**GIVEN INFORMATION:**
== == ==

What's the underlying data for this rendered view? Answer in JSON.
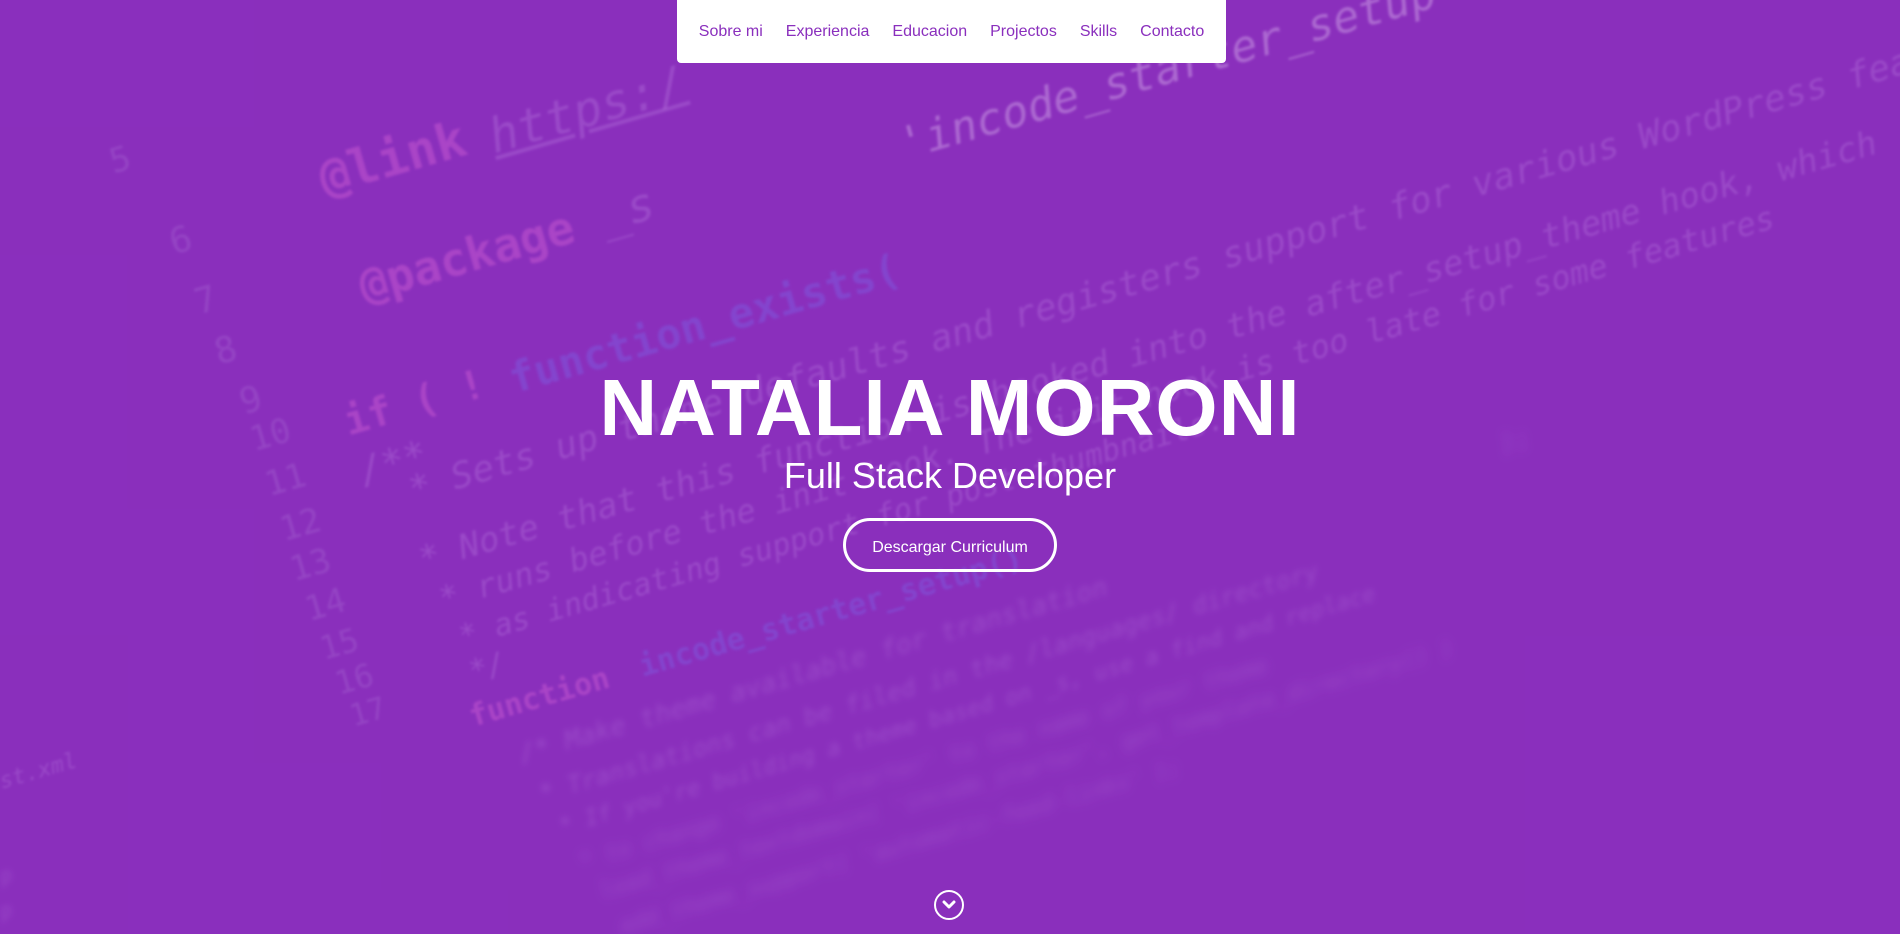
{
  "nav": {
    "items": [
      {
        "label": "Sobre mi"
      },
      {
        "label": "Experiencia"
      },
      {
        "label": "Educacion"
      },
      {
        "label": "Projectos"
      },
      {
        "label": "Skills"
      },
      {
        "label": "Contacto"
      }
    ]
  },
  "hero": {
    "name": "NATALIA MORONI",
    "subtitle": "Full Stack Developer",
    "cv_button": "Descargar Curriculum",
    "scroll_icon": "chevron-down-circle-icon"
  },
  "colors": {
    "background": "#8a2fbd",
    "nav_bg": "#ffffff",
    "nav_text": "#8a2fbd",
    "hero_text": "#ffffff"
  }
}
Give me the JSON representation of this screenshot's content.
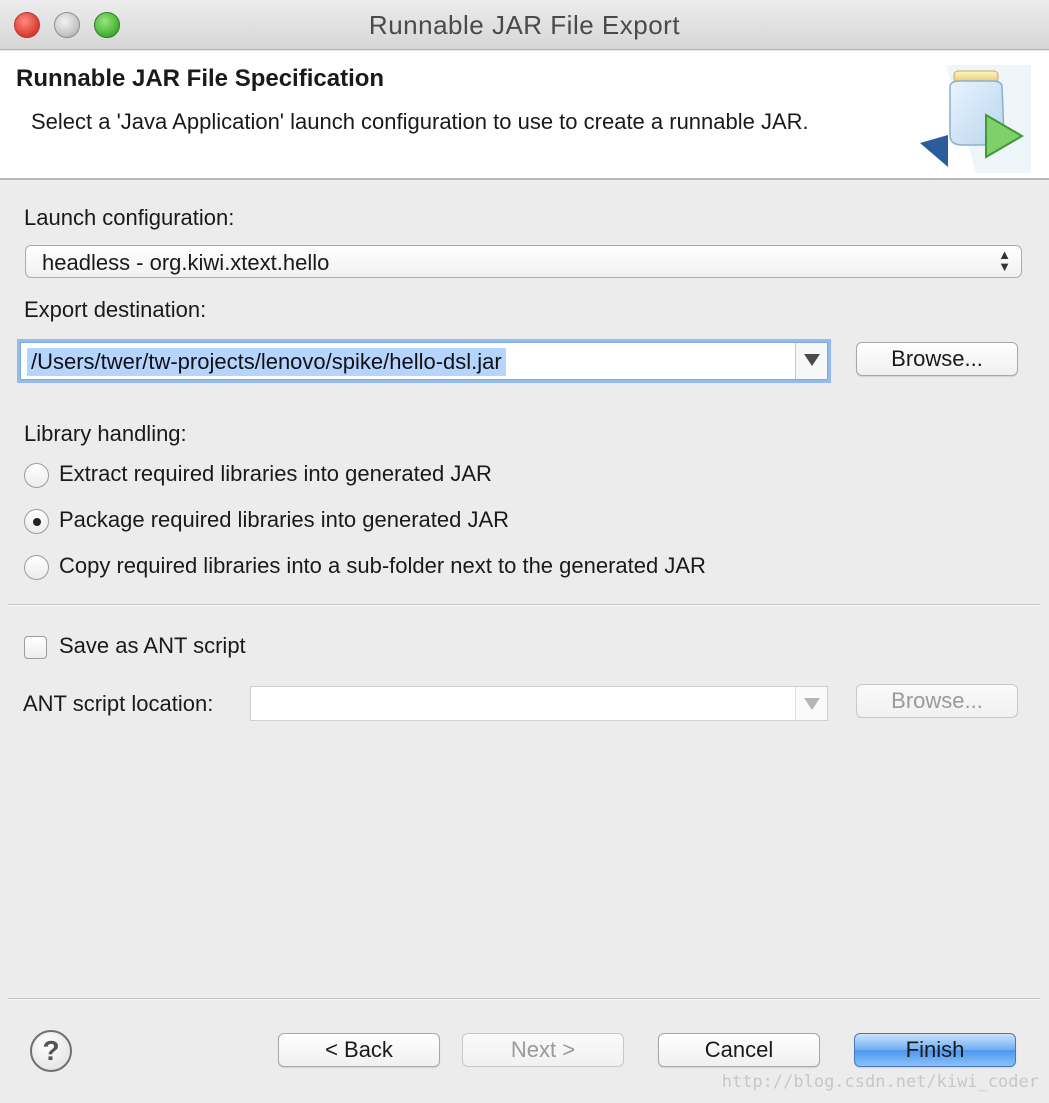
{
  "window": {
    "title": "Runnable JAR File Export"
  },
  "banner": {
    "title": "Runnable JAR File Specification",
    "description": "Select a 'Java Application' launch configuration to use to create a runnable JAR."
  },
  "launch": {
    "label": "Launch configuration:",
    "value": "headless - org.kiwi.xtext.hello"
  },
  "export": {
    "label": "Export destination:",
    "value": "/Users/twer/tw-projects/lenovo/spike/hello-dsl.jar",
    "browse_label": "Browse..."
  },
  "library": {
    "label": "Library handling:",
    "options": [
      {
        "label": "Extract required libraries into generated JAR",
        "selected": false
      },
      {
        "label": "Package required libraries into generated JAR",
        "selected": true
      },
      {
        "label": "Copy required libraries into a sub-folder next to the generated JAR",
        "selected": false
      }
    ]
  },
  "ant": {
    "save_label": "Save as ANT script",
    "save_checked": false,
    "location_label": "ANT script location:",
    "location_value": "",
    "browse_label": "Browse..."
  },
  "footer": {
    "help_symbol": "?",
    "back_label": "< Back",
    "next_label": "Next >",
    "cancel_label": "Cancel",
    "finish_label": "Finish"
  },
  "watermark": "http://blog.csdn.net/kiwi_coder",
  "colors": {
    "selection": "#b5d5ff",
    "focus_ring": "#93bbf0",
    "default_button": "#4d97ef"
  }
}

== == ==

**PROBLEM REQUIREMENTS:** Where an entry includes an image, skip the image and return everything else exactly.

**OUTPUT:**
What's the underlying data for this rendered view? Answer in JSON.
{
  "nav": {
    "items": [
      {
        "label": "Sobre mi"
      },
      {
        "label": "Experiencia"
      },
      {
        "label": "Educacion"
      },
      {
        "label": "Projectos"
      },
      {
        "label": "Skills"
      },
      {
        "label": "Contacto"
      }
    ]
  },
  "hero": {
    "name": "NATALIA MORONI",
    "subtitle": "Full Stack Developer",
    "cv_button": "Descargar Curriculum",
    "scroll_icon": "chevron-down-circle-icon"
  },
  "colors": {
    "background": "#8a2fbd",
    "nav_bg": "#ffffff",
    "nav_text": "#8a2fbd",
    "hero_text": "#ffffff"
  }
}
Give me the JSON representation of this screenshot's content.
{
  "window": {
    "title": "Runnable JAR File Export"
  },
  "banner": {
    "title": "Runnable JAR File Specification",
    "description": "Select a 'Java Application' launch configuration to use to create a runnable JAR."
  },
  "launch": {
    "label": "Launch configuration:",
    "value": "headless - org.kiwi.xtext.hello"
  },
  "export": {
    "label": "Export destination:",
    "value": "/Users/twer/tw-projects/lenovo/spike/hello-dsl.jar",
    "browse_label": "Browse..."
  },
  "library": {
    "label": "Library handling:",
    "options": [
      {
        "label": "Extract required libraries into generated JAR",
        "selected": false
      },
      {
        "label": "Package required libraries into generated JAR",
        "selected": true
      },
      {
        "label": "Copy required libraries into a sub-folder next to the generated JAR",
        "selected": false
      }
    ]
  },
  "ant": {
    "save_label": "Save as ANT script",
    "save_checked": false,
    "location_label": "ANT script location:",
    "location_value": "",
    "browse_label": "Browse..."
  },
  "footer": {
    "help_symbol": "?",
    "back_label": "< Back",
    "next_label": "Next >",
    "cancel_label": "Cancel",
    "finish_label": "Finish"
  },
  "watermark": "http://blog.csdn.net/kiwi_coder",
  "colors": {
    "selection": "#b5d5ff",
    "focus_ring": "#93bbf0",
    "default_button": "#4d97ef"
  }
}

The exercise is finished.